Data below:

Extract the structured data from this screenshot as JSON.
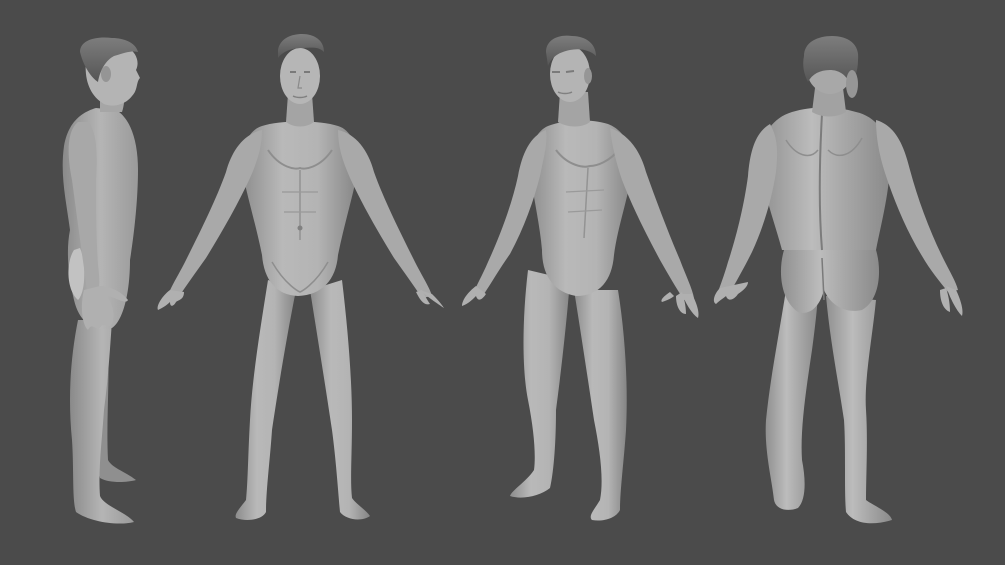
{
  "scene": {
    "background": "#4b4b4b",
    "skin_color": "#aaaaaa",
    "skin_shadow": "#7c7c7c",
    "skin_highlight": "#c6c6c6",
    "hair_color": "#6a6a6a",
    "views": [
      "side",
      "front",
      "three-quarter",
      "back"
    ]
  }
}
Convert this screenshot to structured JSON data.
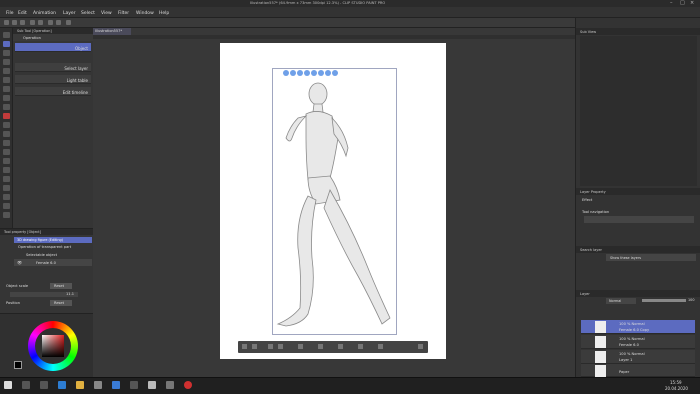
{
  "window": {
    "title": "Illustration557* (64.9mm x 73mm 300dpi 12.3%) - CLIP STUDIO PAINT PRO"
  },
  "menu": {
    "items": [
      "File",
      "Edit",
      "Animation",
      "Layer",
      "Select",
      "View",
      "Filter",
      "Window",
      "Help"
    ]
  },
  "subtool": {
    "header": "Sub Tool [Operation]",
    "group": "Operation",
    "items": [
      "Object",
      "Select layer",
      "Light table",
      "Edit timeline"
    ]
  },
  "tool_property": {
    "header": "Tool property [Object]",
    "name": "3D drawing figure (Editing)",
    "rows": [
      "Operation of transparent part",
      "Selectable object",
      "Female 6.0",
      "Object scale",
      "Position"
    ],
    "reset_label": "Reset",
    "scale_value": "11.1"
  },
  "colors": {
    "accent": "#5c6bc0",
    "frame": "#a0a6c0"
  },
  "document": {
    "tab": "Illustration557*"
  },
  "right_panel": {
    "sub_view": "Sub View",
    "layer_property": "Layer Property",
    "effect_label": "Effect",
    "tool_navigation": "Tool navigation",
    "search_layer": "Search layer",
    "show_these": "Show these layers",
    "layer_header": "Layer",
    "blend_mode": "Normal",
    "opacity": "100"
  },
  "layers": [
    {
      "line1": "100 % Normal",
      "line2": "Female 6.0 Copy",
      "selected": true
    },
    {
      "line1": "100 % Normal",
      "line2": "Female 6.0",
      "selected": false
    },
    {
      "line1": "100 % Normal",
      "line2": "Layer 1",
      "selected": false
    },
    {
      "line1": "",
      "line2": "Paper",
      "selected": false
    }
  ],
  "taskbar": {
    "time": "15:59",
    "date": "20.04.2020"
  }
}
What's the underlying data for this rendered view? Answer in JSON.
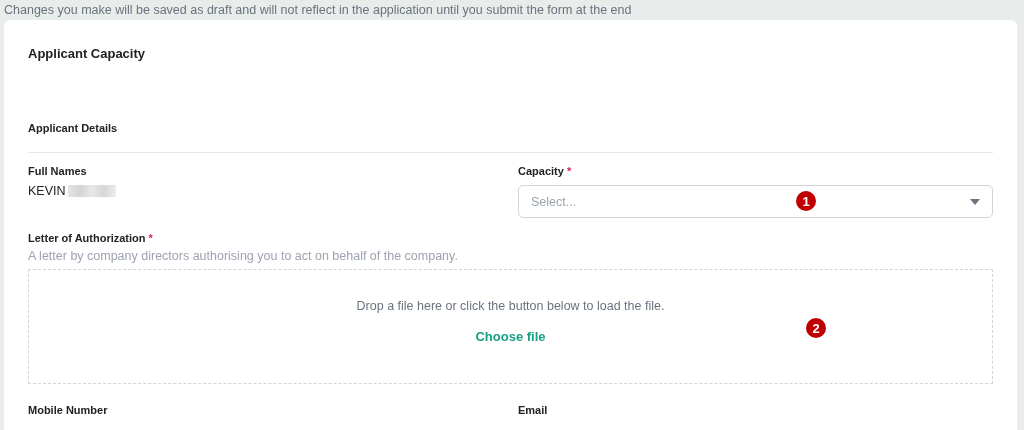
{
  "notice": "Changes you make will be saved as draft and will not reflect in the application until you submit the form at the end",
  "card": {
    "title": "Applicant Capacity",
    "section": "Applicant Details",
    "full_names": {
      "label": "Full Names",
      "value": "KEVIN"
    },
    "capacity": {
      "label": "Capacity",
      "required_mark": "*",
      "placeholder": "Select...",
      "marker": "1"
    },
    "letter": {
      "label": "Letter of Authorization",
      "required_mark": "*",
      "hint": "A letter by company directors authorising you to act on behalf of the company.",
      "drop_text": "Drop a file here or click the button below to load the file.",
      "button": "Choose file",
      "marker": "2"
    },
    "bottom_labels": [
      "Mobile Number",
      "Email"
    ]
  }
}
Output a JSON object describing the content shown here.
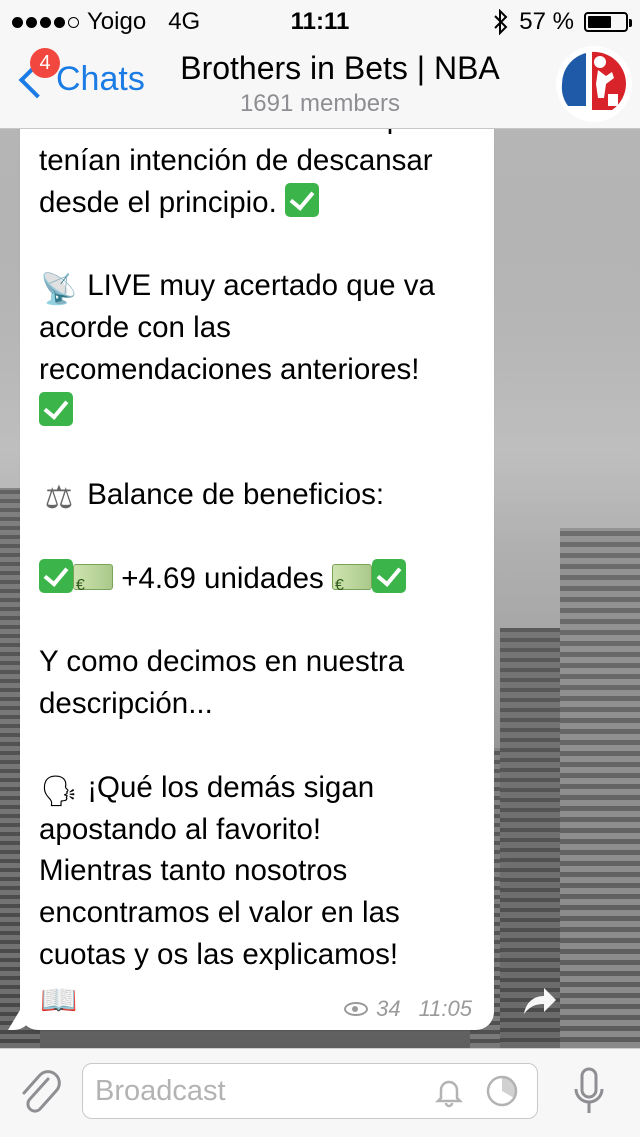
{
  "status_bar": {
    "carrier": "Yoigo",
    "network": "4G",
    "time": "11:11",
    "battery": "57 %"
  },
  "nav": {
    "back_label": "Chats",
    "unread_badge": "4",
    "title": "Brothers in Bets | NBA",
    "subtitle": "1691 members"
  },
  "message": {
    "lines": {
      "l0": "con unos Suns cansados que",
      "l1": "tenían intención de descansar",
      "l2": "desde el principio.",
      "l3": "LIVE muy acertado que va",
      "l4": "acorde con las",
      "l5": "recomendaciones anteriores!",
      "l6": "Balance de beneficios:",
      "l7": "+4.69 unidades",
      "l8": "Y como decimos en nuestra",
      "l9": "descripción...",
      "l10": "¡Qué los demás sigan",
      "l11": "apostando al favorito!",
      "l12": "Mientras tanto nosotros",
      "l13": "encontramos el valor en las",
      "l14": "cuotas y os las explicamos!"
    },
    "views": "34",
    "sent_time": "11:05"
  },
  "input": {
    "placeholder": "Broadcast"
  },
  "colors": {
    "accent": "#1a7ce4",
    "badge": "#f2473f",
    "check": "#3bb44a"
  },
  "icons": [
    "attach-icon",
    "bell-icon",
    "timer-icon",
    "mic-icon",
    "share-icon",
    "eye-icon",
    "back-chevron-icon"
  ]
}
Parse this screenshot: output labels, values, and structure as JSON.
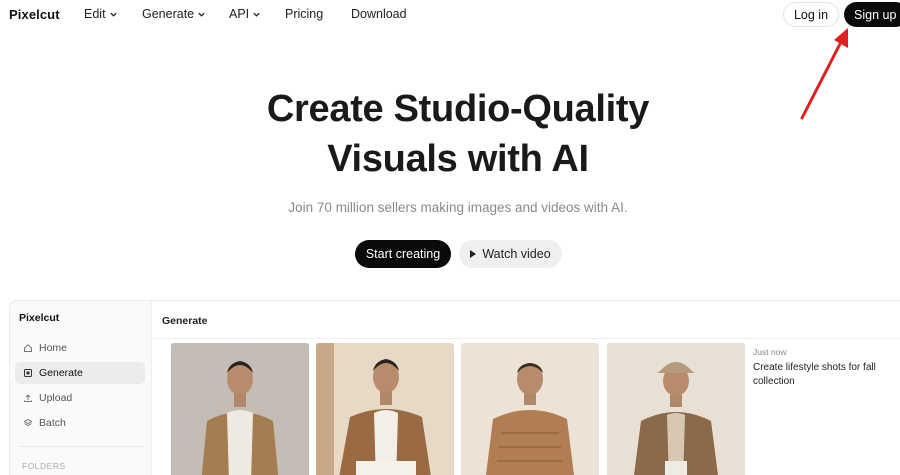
{
  "nav": {
    "brand": "Pixelcut",
    "items": [
      {
        "label": "Edit",
        "dropdown": true
      },
      {
        "label": "Generate",
        "dropdown": true
      },
      {
        "label": "API",
        "dropdown": true
      },
      {
        "label": "Pricing",
        "dropdown": false
      },
      {
        "label": "Download",
        "dropdown": false
      }
    ],
    "login": "Log in",
    "signup": "Sign up"
  },
  "hero": {
    "title_line1": "Create Studio-Quality",
    "title_line2": "Visuals with AI",
    "subtitle": "Join 70 million sellers making images and videos with AI.",
    "start": "Start creating",
    "watch": "Watch video"
  },
  "app": {
    "brand": "Pixelcut",
    "sidebar": [
      {
        "label": "Home",
        "icon": "home-icon",
        "active": false
      },
      {
        "label": "Generate",
        "icon": "generate-icon",
        "active": true
      },
      {
        "label": "Upload",
        "icon": "upload-icon",
        "active": false
      },
      {
        "label": "Batch",
        "icon": "batch-icon",
        "active": false
      }
    ],
    "folders": "FOLDERS",
    "main_title": "Generate",
    "status": "Just now",
    "prompt": "Create lifestyle shots for fall collection"
  },
  "colors": {
    "accent_black": "#0a0a0a",
    "annotation_red": "#e02020",
    "coat_brown": "#a67c52"
  }
}
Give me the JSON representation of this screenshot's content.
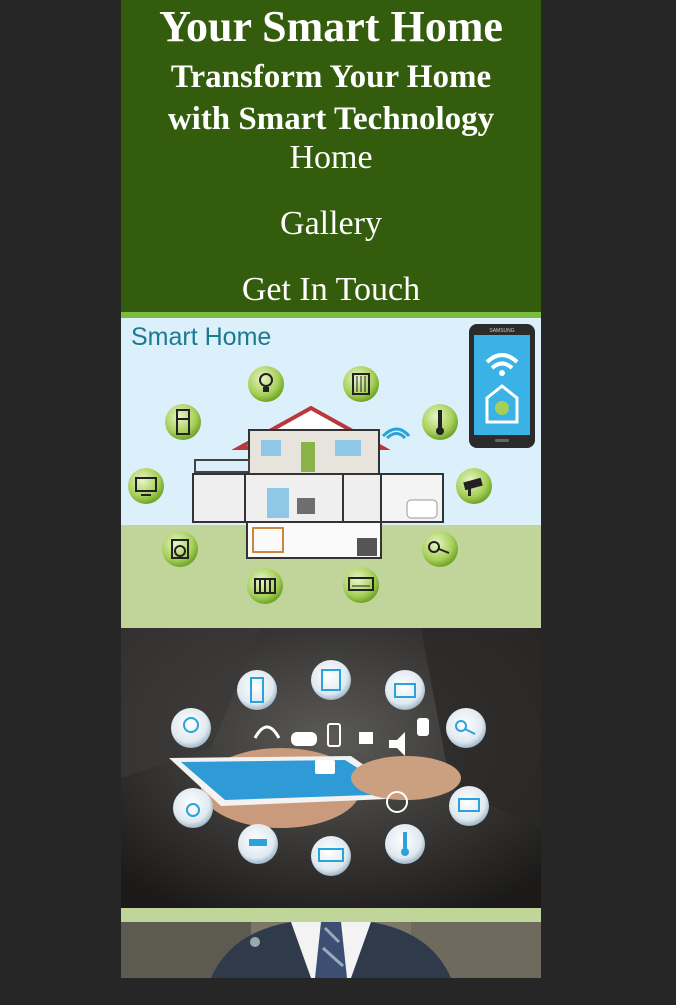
{
  "header": {
    "title": "Your Smart Home",
    "tagline_line1": "Transform Your Home",
    "tagline_line2": "with Smart Technology"
  },
  "nav": {
    "items": [
      {
        "label": "Home"
      },
      {
        "label": "Gallery"
      },
      {
        "label": "Get In Touch"
      }
    ]
  },
  "hero1": {
    "label": "Smart Home",
    "phone_brand": "SAMSUNG"
  },
  "colors": {
    "header_bg": "#335c0c",
    "accent_green": "#7dbb3e",
    "page_bg": "#262626",
    "band": "#c0d59a"
  }
}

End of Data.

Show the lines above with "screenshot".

Extract the structured data from this screenshot as JSON.
Convert this screenshot to structured JSON data.
Parse this screenshot: output labels, values, and structure as JSON.
Give me the JSON representation of this screenshot's content.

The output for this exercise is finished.